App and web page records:
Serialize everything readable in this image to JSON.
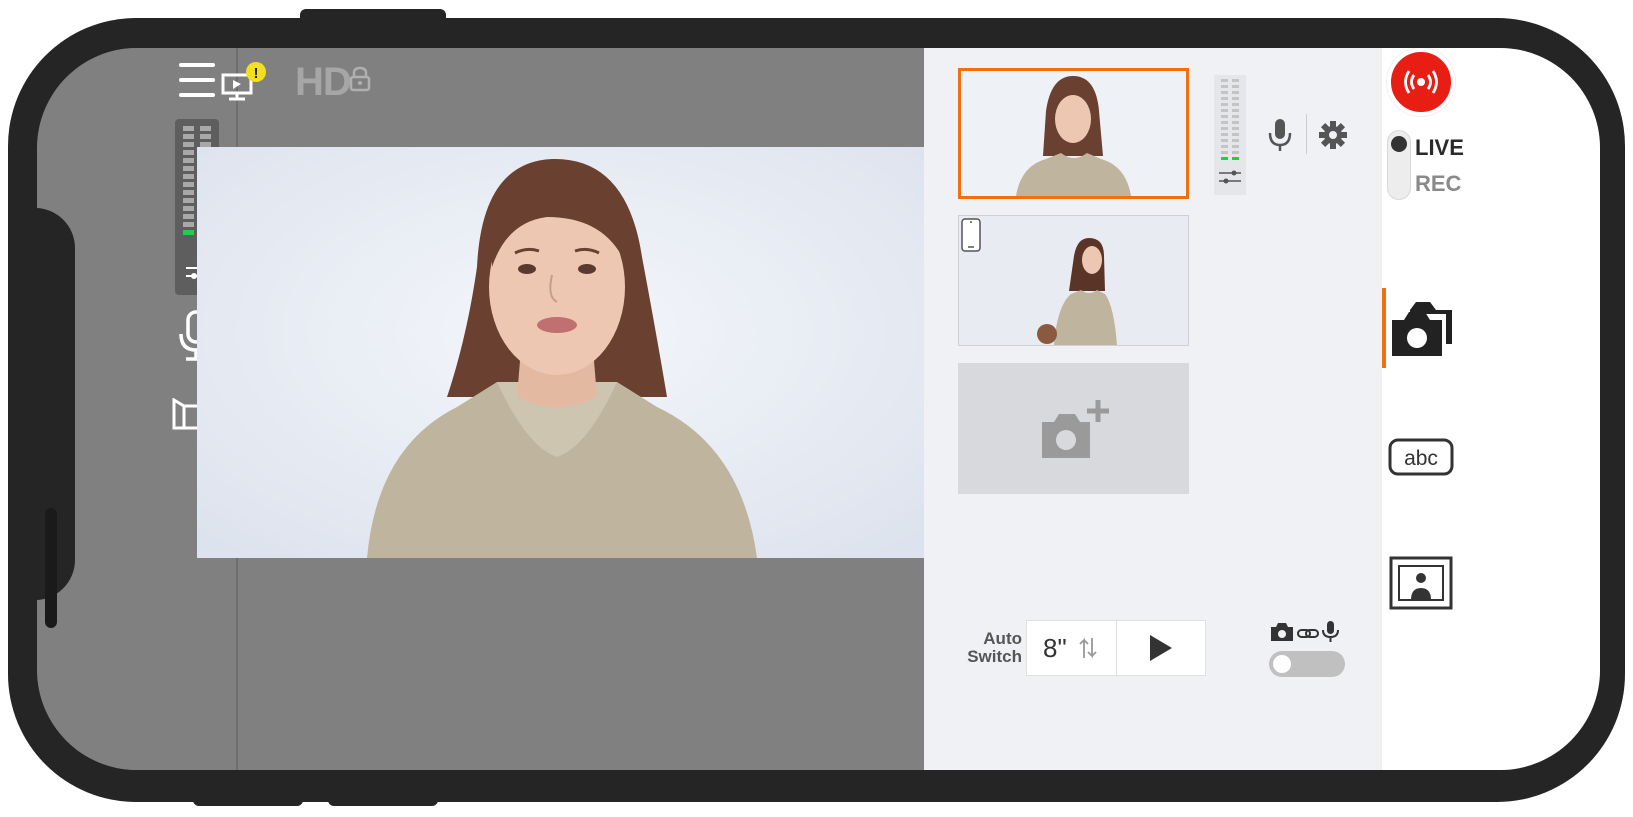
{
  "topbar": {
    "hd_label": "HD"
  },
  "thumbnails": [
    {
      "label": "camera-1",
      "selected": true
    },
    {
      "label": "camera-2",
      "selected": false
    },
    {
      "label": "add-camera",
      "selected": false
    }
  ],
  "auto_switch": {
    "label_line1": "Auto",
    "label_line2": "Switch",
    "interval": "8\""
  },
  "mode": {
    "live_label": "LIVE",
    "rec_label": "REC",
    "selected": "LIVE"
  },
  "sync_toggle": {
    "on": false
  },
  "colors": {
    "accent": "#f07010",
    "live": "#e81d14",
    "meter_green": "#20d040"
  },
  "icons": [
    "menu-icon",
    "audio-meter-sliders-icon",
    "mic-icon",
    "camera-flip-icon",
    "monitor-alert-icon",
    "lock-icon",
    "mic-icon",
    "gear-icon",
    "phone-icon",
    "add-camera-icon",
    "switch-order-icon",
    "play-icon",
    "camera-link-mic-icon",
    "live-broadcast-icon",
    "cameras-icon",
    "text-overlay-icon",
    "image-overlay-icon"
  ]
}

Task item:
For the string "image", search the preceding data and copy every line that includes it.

Answer section:
Serialize everything readable in this image to JSON.
    "image-overlay-icon"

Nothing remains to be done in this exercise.